That, of course, is precisely what Campbell says in his Hero with a Thousand Faces, as well. Campbells monomyth or hero’s journey isn’t quite as detailed as Propp’s thirty-one steps, which to my mind makes it more universally applicable (and easier to understand) than Propp’s theory. However, the point has been made (notably here) that Propp’s functions can fit quite neatly into Campbell’s hero’s journey; in other words, they’re just two ways to express the same idea. Campbell is not quite as drily analytical as Propp; with his exploration of archetypes he crosses over into the realm of psychological theories again.

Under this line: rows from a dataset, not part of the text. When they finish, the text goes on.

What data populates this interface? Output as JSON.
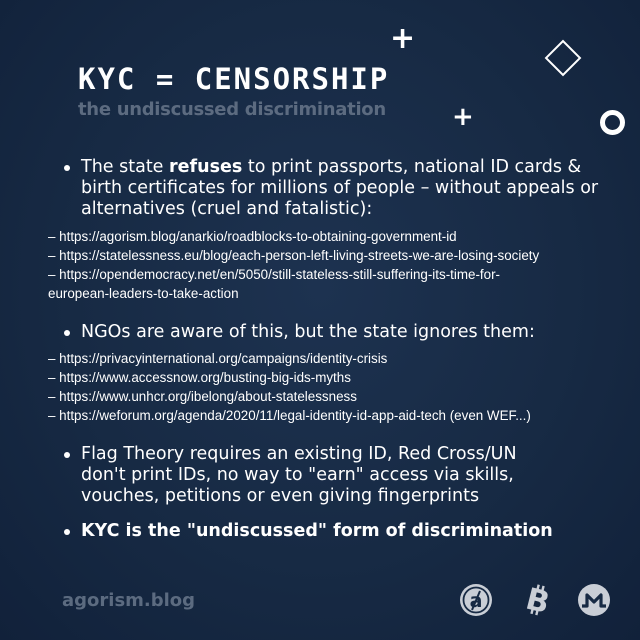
{
  "header": {
    "title": "KYC = CENSORSHIP",
    "subtitle": "the undiscussed discrimination"
  },
  "bullets": [
    {
      "pre": "The state ",
      "bold": "refuses",
      "post": " to print passports, national ID cards & birth certificates for millions of people – without appeals or alternatives (cruel and fatalistic):"
    },
    {
      "pre": "NGOs are aware of this, but the state ignores them:",
      "bold": "",
      "post": ""
    },
    {
      "pre": "Flag Theory requires an existing ID, Red Cross/UN don't print IDs, no way to \"earn\" access via skills, vouches, petitions or even giving fingerprints",
      "bold": "",
      "post": ""
    },
    {
      "pre": "KYC is the \"undiscussed\" form of discrimination",
      "bold": "",
      "post": ""
    }
  ],
  "links_group1": [
    "– https://agorism.blog/anarkio/roadblocks-to-obtaining-government-id",
    "– https://statelessness.eu/blog/each-person-left-living-streets-we-are-losing-society",
    "– https://opendemocracy.net/en/5050/still-stateless-still-suffering-its-time-for-",
    "european-leaders-to-take-action"
  ],
  "links_group2": [
    "– https://privacyinternational.org/campaigns/identity-crisis",
    "– https://www.accessnow.org/busting-big-ids-myths",
    "– https://www.unhcr.org/ibelong/about-statelessness",
    "– https://weforum.org/agenda/2020/11/legal-identity-id-app-aid-tech (even WEF...)"
  ],
  "footer": {
    "brand": "agorism.blog"
  },
  "icons": {
    "agorism": "agorism-logo-icon",
    "bitcoin": "bitcoin-icon",
    "monero": "monero-icon"
  },
  "colors": {
    "background": "#172a44",
    "muted_text": "#5c6b80",
    "text": "#ffffff",
    "logo_gray": "#c9ced6"
  }
}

Which brings me to Jack Zipes. I’ve left him for last because he’s the hardest to summarize. A lot of that has to do with his incredibly prolific output: thirty-three books (authored or edited) between 1979 and 2012, and at least half of them look like something that could be relevant to this study. Sigh. However, I’ll make a stab at stating very simply what stuck out from his writing, specifically Breaking the Magic Spell: Radical Theories of Folk & Fairy Tales (1979/2002). What’s different from the other writers I’ve read so far is that Zipes comes at folktales from a socio-political angle. The oral folktale, he says, was a way to subvert the realities of peasant life under feudalism, give people hope that things could change. Once the stories were written down, turned into literary fairy tales, that began to change, and they became more and more used to bolster the systems of authority rather than work against them, until today’s (Disney) fairy tale films which are a tool of the culture industry for keeping people sedated and making them spend lots of money. Well, at least that’s what I understand Zipes to be saying. He’s another bloomin’ fascinating writer, too, and quite easy to read.

So, just as a quick summary: Bettelheim and Estés: psychological. Estés and Warner: feminist. Warner, Propp and Zipes: historical. Propp and Campbell: analytical. Zipes: socio-political and cultural.

There is a quote by Campbell which quite struck me:

Mythology has been interpreted by the modern intellect as a primitive, fumbling effort to explain the world of nature (Frazer); as a production of poetical fantasy from prehistoric times, misunderstood by succeeding ages (Müller); as a repository of allegorical instruction, to shape the individual to his group (Durkheim); as a group dream, symptomatic of archetypal urges within the depths of the human psyche (Jung); as the traditional vehicle of man’s profoundest metaphysical insights (Coomaraswamy); and as God’s Revelation to His children (the Church). Mythology is all of these. [Joseph Campbell, The Hero With a Thousand Faces, New World Library 2008. 330.]

“Mythology is all of these.” I think the same could be said for fairy tales. Is their significance psychological, historical, feminist, political, sociological, or cultural? I believe it’s all of the above.